I have to thank my esteemed colleague Professor Yong Zhao for the title of this post. My original title was going to be “when will they ever learn’ but as Yong suggested humans often repeat the same mistakes, pigs, like all animals don’t.
I am referring to the business of large scale school improvement. There are great examples of whole system improvement but then there are examples such as Newark in the US that make you want to hang your head and cry.
Dale Russakoff writes in depth in the New Yorker about the plan to transform schools in Newark and how it divided an already disempowered community. Add to the mix a $100 million donation by Facebook head, Mark Zuckerberg, an ambitious mayor, overpaid consultants and you can see where it may have gone wrong, and in a big way.
Had it succeeded, it would have turned a district of high-crime and low-performing schools into a national model but in education nothing happens quickly.
What saddened me aside from the bleak future for these students was that we continue to make the same mistakes based on the same set of assumptions – money can fix the system, change can be imposed top down, consultants know best and the community shouldn’t be involved in the decision-making process.
One person quoted in the article admits the strategy was doomed because it didn’t address the issue of poverty. Another said that “education reform…comes across as colonial to people who’ve been here for decades. It’s very missionary, imposed, done to people rather than cooperation with people.”
The point for me is that you can’t look to the past for answers. Yong Zhao says the same thing – there are many opportunities out there to do something different in education, not to copy but to invent from the ground-up.
This was the recurring theme at last week’s World Business Forum in Sydney. Michael Porter, Gary Hamel and Randi Zuckerberg were all talking about the need for creative leadership in the 21st century, doing things differently and taking risks. While there was no representative from education, everyone agreed that it was critical to the success of individuals and economies.
I’ve been lobbying our federal politicians for sometime for a similar forum, bringing together the world’s best educational thinkers and practitioners to Australia.
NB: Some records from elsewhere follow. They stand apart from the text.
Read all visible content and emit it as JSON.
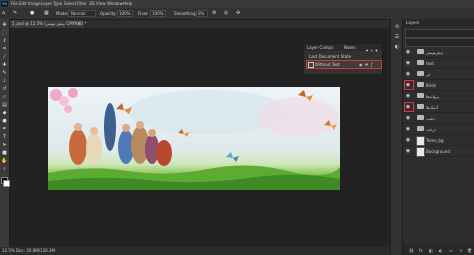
{
  "menubar": {
    "app_logo": "Ps",
    "items": [
      "File",
      "Edit",
      "Image",
      "Layer",
      "Type",
      "Select",
      "Filter",
      "3D",
      "View",
      "Window",
      "Help"
    ],
    "window_controls": [
      "—",
      "❐",
      "✕"
    ]
  },
  "options": {
    "mode_label": "Mode:",
    "mode_value": "Normal",
    "opacity_label": "Opacity:",
    "opacity_value": "100%",
    "flow_label": "Flow:",
    "flow_value": "100%",
    "smoothing_label": "Smoothing:",
    "smoothing_value": "0%"
  },
  "document": {
    "tab_title": "5_psd @ 12.5% (پیش نویس, CMYK/8) *",
    "close_glyph": "×",
    "status": "12.5%    Doc: 20.8M/120.3M"
  },
  "tools": [
    "move-icon",
    "marquee-icon",
    "lasso-icon",
    "crop-icon",
    "eyedropper-icon",
    "healing-icon",
    "brush-icon",
    "stamp-icon",
    "history-brush-icon",
    "eraser-icon",
    "gradient-icon",
    "blur-icon",
    "dodge-icon",
    "pen-icon",
    "type-icon",
    "path-select-icon",
    "shape-icon",
    "hand-icon",
    "zoom-icon"
  ],
  "layer_comps": {
    "tabs": [
      "Layer Comps",
      "Notes"
    ],
    "last_state": "Last Document State",
    "comp_name": "Without Text"
  },
  "layers_panel": {
    "title": "Layers",
    "layers": [
      {
        "name": "پیش‌نویس",
        "type": "folder"
      },
      {
        "name": "text",
        "type": "folder"
      },
      {
        "name": "ابر",
        "type": "folder"
      },
      {
        "name": "Birds",
        "type": "folder"
      },
      {
        "name": "پروانه‌ها",
        "type": "folder"
      },
      {
        "name": "آدمک‌ها",
        "type": "folder"
      },
      {
        "name": "دشت",
        "type": "folder"
      },
      {
        "name": "درخت",
        "type": "folder"
      },
      {
        "name": "Trees_bg",
        "type": "layer"
      },
      {
        "name": "Background",
        "type": "layer"
      }
    ]
  },
  "colors": {
    "highlight": "#e0333a",
    "accent": "#31a8ff"
  }
}
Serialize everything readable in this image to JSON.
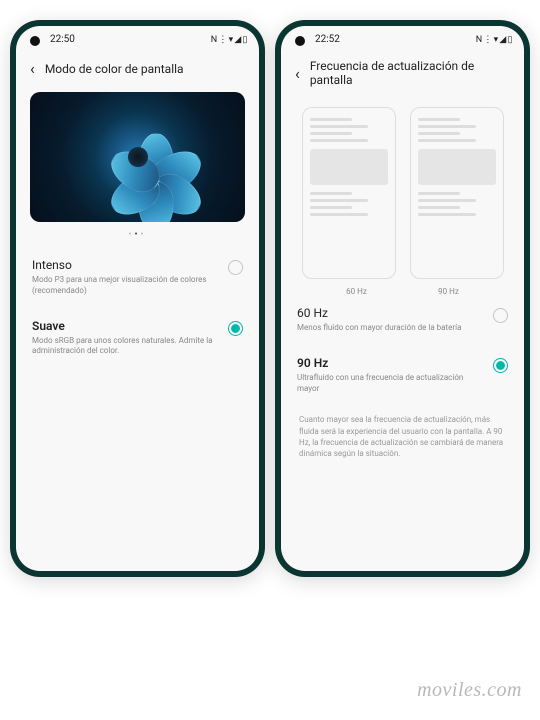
{
  "watermark": "moviles.com",
  "left": {
    "time": "22:50",
    "status_icons": "N ⋮ ▾ ◢ ▯",
    "title": "Modo de color de pantalla",
    "dots": "•••",
    "options": [
      {
        "title": "Intenso",
        "desc": "Modo P3 para una mejor visualización de colores (recomendado)",
        "selected": false
      },
      {
        "title": "Suave",
        "desc": "Modo sRGB para unos colores naturales. Admite la administración del color.",
        "selected": true
      }
    ]
  },
  "right": {
    "time": "22:52",
    "status_icons": "N ⋮ ▾ ◢ ▯",
    "title": "Frecuencia de actualización de pantalla",
    "preview_labels": [
      "60 Hz",
      "90 Hz"
    ],
    "options": [
      {
        "title": "60 Hz",
        "desc": "Menos fluido con mayor duración de la batería",
        "selected": false
      },
      {
        "title": "90 Hz",
        "desc": "Ultrafluido con una frecuencia de actualización mayor",
        "selected": true
      }
    ],
    "footer": "Cuanto mayor sea la frecuencia de actualización, más fluida será la experiencia del usuario con la pantalla. A 90 Hz, la frecuencia de actualización se cambiará de manera dinámica según la situación."
  }
}
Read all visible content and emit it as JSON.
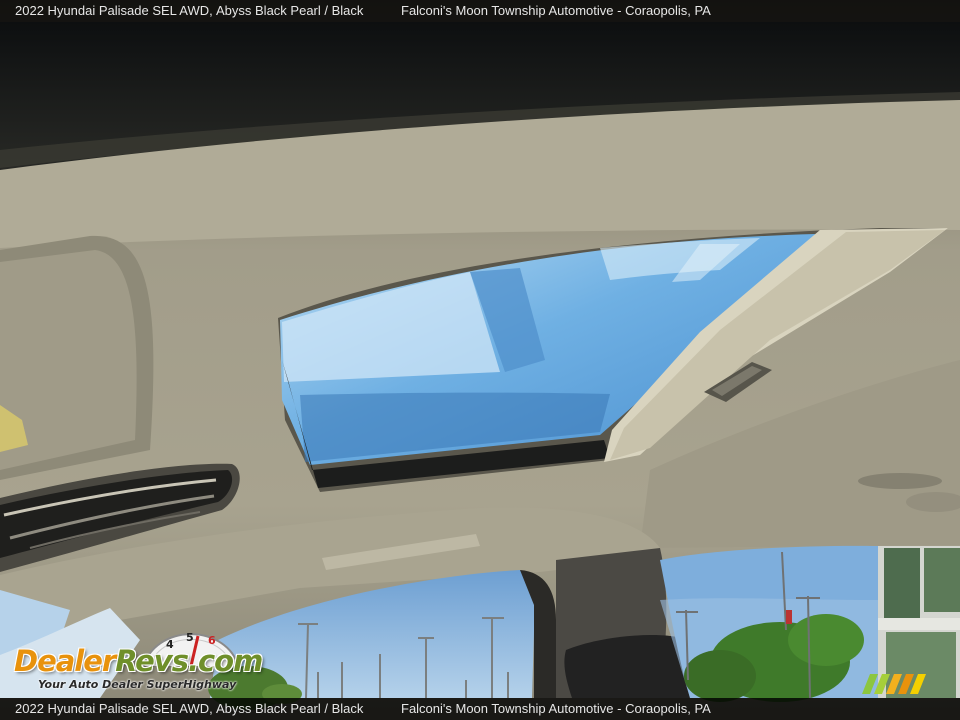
{
  "caption": {
    "vehicle": "2022 Hyundai Palisade SEL AWD,",
    "color": "Abyss Black Pearl / Black",
    "dealer": "Falconi's Moon Township Automotive - Coraopolis, PA"
  },
  "watermark": {
    "brand_dealer": "Dealer",
    "brand_revs": "Revs",
    "brand_com": ".com",
    "tagline": "Your Auto Dealer SuperHighway",
    "gauge_numbers": [
      "4",
      "5",
      "6"
    ]
  },
  "colors": {
    "brand_orange": "#e8920c",
    "brand_green": "#6f8f2a",
    "sky": "#7fb2dc",
    "headliner": "#9a9583"
  }
}
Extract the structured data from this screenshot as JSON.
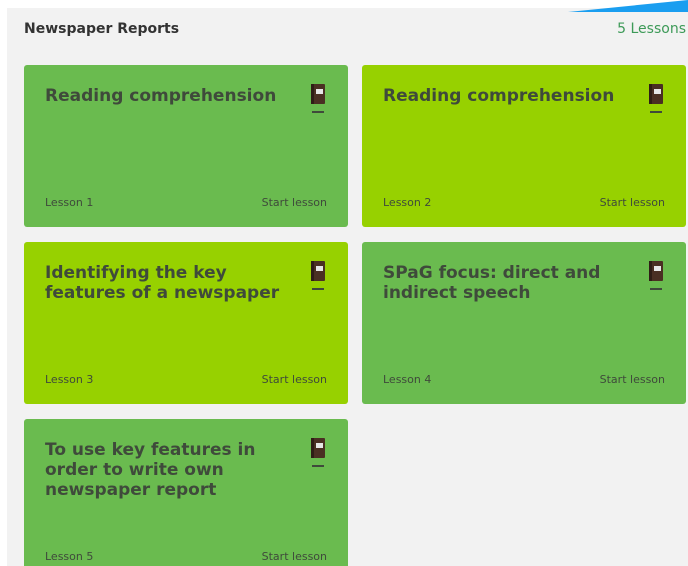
{
  "header": {
    "title": "Newspaper Reports",
    "count": "5 Lessons"
  },
  "colors": {
    "card_dark_green": "#6abb4f",
    "card_light_green": "#97d100",
    "count_text": "#3d9a58",
    "accent_blue": "#1a9ef0"
  },
  "lessons": [
    {
      "title": "Reading comprehension",
      "lesson_label": "Lesson 1",
      "action": "Start lesson",
      "icon": "book-icon",
      "tone": "dark"
    },
    {
      "title": "Reading comprehension",
      "lesson_label": "Lesson 2",
      "action": "Start lesson",
      "icon": "book-icon",
      "tone": "light"
    },
    {
      "title": "Identifying the key features of a newspaper",
      "lesson_label": "Lesson 3",
      "action": "Start lesson",
      "icon": "book-icon",
      "tone": "light"
    },
    {
      "title": "SPaG focus: direct and indirect speech",
      "lesson_label": "Lesson 4",
      "action": "Start lesson",
      "icon": "book-icon",
      "tone": "dark"
    },
    {
      "title": "To use key features in order to write own newspaper report",
      "lesson_label": "Lesson 5",
      "action": "Start lesson",
      "icon": "book-icon",
      "tone": "dark"
    }
  ]
}
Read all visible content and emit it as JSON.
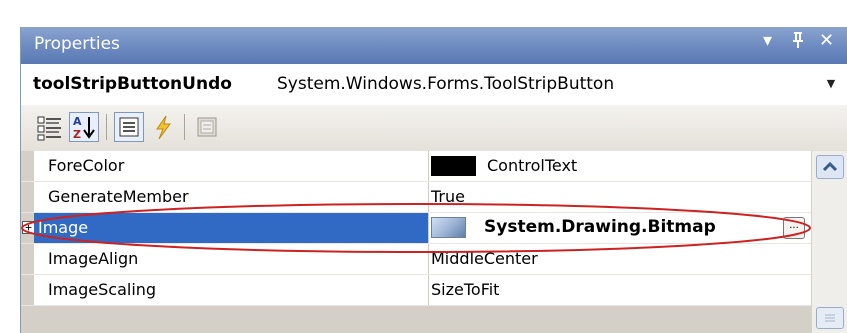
{
  "window": {
    "title": "Properties",
    "buttons": {
      "dropdown": "▾",
      "pin": "ᵖ",
      "close": "✕"
    }
  },
  "object_selector": {
    "name": "toolStripButtonUndo",
    "type": "System.Windows.Forms.ToolStripButton",
    "arrow": "▼"
  },
  "toolbar": {
    "buttons": [
      {
        "icon": "categorized-icon",
        "active": false
      },
      {
        "icon": "alphabetical-sort-icon",
        "active": true
      },
      {
        "icon": "properties-page-icon",
        "active": true
      },
      {
        "icon": "events-lightning-icon",
        "active": false
      },
      {
        "icon": "property-pages-icon",
        "active": false
      }
    ]
  },
  "grid": {
    "rows": [
      {
        "name": "ForeColor",
        "value": "ControlText",
        "swatch_color": "#000000"
      },
      {
        "name": "GenerateMember",
        "value": "True"
      },
      {
        "name": "Image",
        "value": "System.Drawing.Bitmap",
        "selected": true,
        "expandable": true,
        "expander": "+",
        "ellipsis": "..."
      },
      {
        "name": "ImageAlign",
        "value": "MiddleCenter"
      },
      {
        "name": "ImageScaling",
        "value": "SizeToFit"
      }
    ]
  },
  "colors": {
    "title_bar": "#6c8ac0",
    "selection": "#316ac5",
    "annotation_ellipse": "#cc2222"
  }
}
It would be the beginning of a dialogue, an invitation to create alternatives to the current model of schooling and learn from past mistakes.